# WORK ORDER:
From the first line to the last, output the entries exactly.

# SOURCE INFORMATION:
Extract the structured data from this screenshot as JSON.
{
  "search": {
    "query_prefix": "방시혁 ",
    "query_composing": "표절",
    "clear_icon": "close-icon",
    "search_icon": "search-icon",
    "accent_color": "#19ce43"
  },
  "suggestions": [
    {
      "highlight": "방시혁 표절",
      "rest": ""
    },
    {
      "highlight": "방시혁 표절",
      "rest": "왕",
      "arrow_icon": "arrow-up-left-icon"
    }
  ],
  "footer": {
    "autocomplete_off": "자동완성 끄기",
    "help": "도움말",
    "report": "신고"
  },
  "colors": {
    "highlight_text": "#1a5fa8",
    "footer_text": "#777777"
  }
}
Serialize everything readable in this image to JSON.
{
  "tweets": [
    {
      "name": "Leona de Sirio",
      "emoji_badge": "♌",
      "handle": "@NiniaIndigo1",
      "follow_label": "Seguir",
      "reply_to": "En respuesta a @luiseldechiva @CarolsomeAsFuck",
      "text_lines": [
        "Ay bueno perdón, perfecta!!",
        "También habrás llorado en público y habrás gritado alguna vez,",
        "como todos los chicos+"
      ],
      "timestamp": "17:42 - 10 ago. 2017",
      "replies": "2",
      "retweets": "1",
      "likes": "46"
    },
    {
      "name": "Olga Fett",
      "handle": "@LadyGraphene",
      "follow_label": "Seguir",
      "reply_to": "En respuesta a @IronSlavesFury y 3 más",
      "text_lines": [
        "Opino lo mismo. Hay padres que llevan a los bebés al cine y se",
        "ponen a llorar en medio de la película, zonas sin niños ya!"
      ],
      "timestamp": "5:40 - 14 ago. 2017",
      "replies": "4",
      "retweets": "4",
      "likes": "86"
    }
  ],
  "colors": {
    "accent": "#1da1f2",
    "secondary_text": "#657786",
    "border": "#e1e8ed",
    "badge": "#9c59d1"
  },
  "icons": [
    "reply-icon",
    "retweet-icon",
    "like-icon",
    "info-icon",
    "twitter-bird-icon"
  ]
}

# EXERCISE RESPONSE:
Extract the structured data from this screenshot as JSON.
{
  "search": {
    "query_prefix": "방시혁 ",
    "query_composing": "표절",
    "clear_icon": "close-icon",
    "search_icon": "search-icon",
    "accent_color": "#19ce43"
  },
  "suggestions": [
    {
      "highlight": "방시혁 표절",
      "rest": ""
    },
    {
      "highlight": "방시혁 표절",
      "rest": "왕",
      "arrow_icon": "arrow-up-left-icon"
    }
  ],
  "footer": {
    "autocomplete_off": "자동완성 끄기",
    "help": "도움말",
    "report": "신고"
  },
  "colors": {
    "highlight_text": "#1a5fa8",
    "footer_text": "#777777"
  }
}
Serialize everything readable in this image to JSON.
{
  "tweets": [
    {
      "name": "Leona de Sirio",
      "emoji_badge": "♌",
      "handle": "@NiniaIndigo1",
      "follow_label": "Seguir",
      "reply_to": "En respuesta a @luiseldechiva @CarolsomeAsFuck",
      "text_lines": [
        "Ay bueno perdón, perfecta!!",
        "También habrás llorado en público y habrás gritado alguna vez,",
        "como todos los chicos+"
      ],
      "timestamp": "17:42 - 10 ago. 2017",
      "replies": "2",
      "retweets": "1",
      "likes": "46"
    },
    {
      "name": "Olga Fett",
      "handle": "@LadyGraphene",
      "follow_label": "Seguir",
      "reply_to": "En respuesta a @IronSlavesFury y 3 más",
      "text_lines": [
        "Opino lo mismo. Hay padres que llevan a los bebés al cine y se",
        "ponen a llorar en medio de la película, zonas sin niños ya!"
      ],
      "timestamp": "5:40 - 14 ago. 2017",
      "replies": "4",
      "retweets": "4",
      "likes": "86"
    }
  ],
  "colors": {
    "accent": "#1da1f2",
    "secondary_text": "#657786",
    "border": "#e1e8ed",
    "badge": "#9c59d1"
  },
  "icons": [
    "reply-icon",
    "retweet-icon",
    "like-icon",
    "info-icon",
    "twitter-bird-icon"
  ]
}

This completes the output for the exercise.